Exercise description: Nothing in the records below should be altered in the copy, although the pictures must be left out.

BEGIN Data provided

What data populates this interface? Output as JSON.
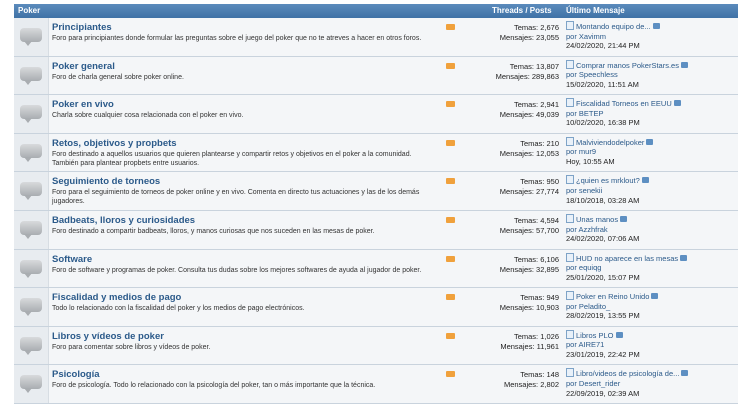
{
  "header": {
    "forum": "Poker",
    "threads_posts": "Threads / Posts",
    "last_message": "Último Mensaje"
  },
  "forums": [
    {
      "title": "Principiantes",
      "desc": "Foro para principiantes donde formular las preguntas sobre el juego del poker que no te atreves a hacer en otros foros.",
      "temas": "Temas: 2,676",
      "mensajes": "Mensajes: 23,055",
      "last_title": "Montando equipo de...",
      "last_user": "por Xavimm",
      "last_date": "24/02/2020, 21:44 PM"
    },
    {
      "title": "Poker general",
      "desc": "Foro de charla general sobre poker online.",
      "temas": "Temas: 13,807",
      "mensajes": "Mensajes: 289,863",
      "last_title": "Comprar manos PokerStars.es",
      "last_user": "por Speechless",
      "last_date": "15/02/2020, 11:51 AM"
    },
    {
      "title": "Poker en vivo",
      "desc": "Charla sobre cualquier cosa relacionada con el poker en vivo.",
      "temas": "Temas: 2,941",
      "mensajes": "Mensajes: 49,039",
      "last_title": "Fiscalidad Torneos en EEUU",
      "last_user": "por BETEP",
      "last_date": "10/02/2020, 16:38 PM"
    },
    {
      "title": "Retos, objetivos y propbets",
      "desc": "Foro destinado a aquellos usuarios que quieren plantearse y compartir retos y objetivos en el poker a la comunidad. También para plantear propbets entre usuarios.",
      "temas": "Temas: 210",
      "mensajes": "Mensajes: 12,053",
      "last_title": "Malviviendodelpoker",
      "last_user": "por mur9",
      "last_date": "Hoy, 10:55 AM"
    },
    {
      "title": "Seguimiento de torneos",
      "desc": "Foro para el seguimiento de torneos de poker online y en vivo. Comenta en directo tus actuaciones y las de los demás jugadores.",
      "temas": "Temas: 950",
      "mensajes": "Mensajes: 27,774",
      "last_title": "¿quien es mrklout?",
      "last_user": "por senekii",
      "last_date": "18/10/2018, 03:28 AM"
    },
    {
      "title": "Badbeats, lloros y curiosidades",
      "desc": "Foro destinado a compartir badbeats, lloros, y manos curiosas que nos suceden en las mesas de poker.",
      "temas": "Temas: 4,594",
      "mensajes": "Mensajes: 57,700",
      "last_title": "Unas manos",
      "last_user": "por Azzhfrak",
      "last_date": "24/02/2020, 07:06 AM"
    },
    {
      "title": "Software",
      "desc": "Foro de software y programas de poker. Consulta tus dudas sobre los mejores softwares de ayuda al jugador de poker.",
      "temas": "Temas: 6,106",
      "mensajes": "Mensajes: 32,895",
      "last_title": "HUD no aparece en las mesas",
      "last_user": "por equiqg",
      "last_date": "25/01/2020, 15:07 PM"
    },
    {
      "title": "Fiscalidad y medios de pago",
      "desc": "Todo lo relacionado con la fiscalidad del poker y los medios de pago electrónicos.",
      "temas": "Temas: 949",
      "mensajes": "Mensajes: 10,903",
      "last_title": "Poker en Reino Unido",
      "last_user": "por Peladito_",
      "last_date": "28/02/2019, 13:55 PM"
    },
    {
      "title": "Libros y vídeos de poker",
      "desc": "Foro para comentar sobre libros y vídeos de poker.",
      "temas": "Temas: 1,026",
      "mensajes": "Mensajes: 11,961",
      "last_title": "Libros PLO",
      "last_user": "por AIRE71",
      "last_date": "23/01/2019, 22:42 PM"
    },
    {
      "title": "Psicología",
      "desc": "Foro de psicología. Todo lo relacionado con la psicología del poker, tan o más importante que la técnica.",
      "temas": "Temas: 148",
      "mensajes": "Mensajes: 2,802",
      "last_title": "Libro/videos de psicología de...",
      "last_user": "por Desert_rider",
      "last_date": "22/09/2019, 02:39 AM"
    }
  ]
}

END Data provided

Result:
What data populates this interface? Output as JSON.
{
  "header": {
    "forum": "Poker",
    "threads_posts": "Threads / Posts",
    "last_message": "Último Mensaje"
  },
  "forums": [
    {
      "title": "Principiantes",
      "desc": "Foro para principiantes donde formular las preguntas sobre el juego del poker que no te atreves a hacer en otros foros.",
      "temas": "Temas: 2,676",
      "mensajes": "Mensajes: 23,055",
      "last_title": "Montando equipo de...",
      "last_user": "por Xavimm",
      "last_date": "24/02/2020, 21:44 PM"
    },
    {
      "title": "Poker general",
      "desc": "Foro de charla general sobre poker online.",
      "temas": "Temas: 13,807",
      "mensajes": "Mensajes: 289,863",
      "last_title": "Comprar manos PokerStars.es",
      "last_user": "por Speechless",
      "last_date": "15/02/2020, 11:51 AM"
    },
    {
      "title": "Poker en vivo",
      "desc": "Charla sobre cualquier cosa relacionada con el poker en vivo.",
      "temas": "Temas: 2,941",
      "mensajes": "Mensajes: 49,039",
      "last_title": "Fiscalidad Torneos en EEUU",
      "last_user": "por BETEP",
      "last_date": "10/02/2020, 16:38 PM"
    },
    {
      "title": "Retos, objetivos y propbets",
      "desc": "Foro destinado a aquellos usuarios que quieren plantearse y compartir retos y objetivos en el poker a la comunidad. También para plantear propbets entre usuarios.",
      "temas": "Temas: 210",
      "mensajes": "Mensajes: 12,053",
      "last_title": "Malviviendodelpoker",
      "last_user": "por mur9",
      "last_date": "Hoy, 10:55 AM"
    },
    {
      "title": "Seguimiento de torneos",
      "desc": "Foro para el seguimiento de torneos de poker online y en vivo. Comenta en directo tus actuaciones y las de los demás jugadores.",
      "temas": "Temas: 950",
      "mensajes": "Mensajes: 27,774",
      "last_title": "¿quien es mrklout?",
      "last_user": "por senekii",
      "last_date": "18/10/2018, 03:28 AM"
    },
    {
      "title": "Badbeats, lloros y curiosidades",
      "desc": "Foro destinado a compartir badbeats, lloros, y manos curiosas que nos suceden en las mesas de poker.",
      "temas": "Temas: 4,594",
      "mensajes": "Mensajes: 57,700",
      "last_title": "Unas manos",
      "last_user": "por Azzhfrak",
      "last_date": "24/02/2020, 07:06 AM"
    },
    {
      "title": "Software",
      "desc": "Foro de software y programas de poker. Consulta tus dudas sobre los mejores softwares de ayuda al jugador de poker.",
      "temas": "Temas: 6,106",
      "mensajes": "Mensajes: 32,895",
      "last_title": "HUD no aparece en las mesas",
      "last_user": "por equiqg",
      "last_date": "25/01/2020, 15:07 PM"
    },
    {
      "title": "Fiscalidad y medios de pago",
      "desc": "Todo lo relacionado con la fiscalidad del poker y los medios de pago electrónicos.",
      "temas": "Temas: 949",
      "mensajes": "Mensajes: 10,903",
      "last_title": "Poker en Reino Unido",
      "last_user": "por Peladito_",
      "last_date": "28/02/2019, 13:55 PM"
    },
    {
      "title": "Libros y vídeos de poker",
      "desc": "Foro para comentar sobre libros y vídeos de poker.",
      "temas": "Temas: 1,026",
      "mensajes": "Mensajes: 11,961",
      "last_title": "Libros PLO",
      "last_user": "por AIRE71",
      "last_date": "23/01/2019, 22:42 PM"
    },
    {
      "title": "Psicología",
      "desc": "Foro de psicología. Todo lo relacionado con la psicología del poker, tan o más importante que la técnica.",
      "temas": "Temas: 148",
      "mensajes": "Mensajes: 2,802",
      "last_title": "Libro/videos de psicología de...",
      "last_user": "por Desert_rider",
      "last_date": "22/09/2019, 02:39 AM"
    }
  ]
}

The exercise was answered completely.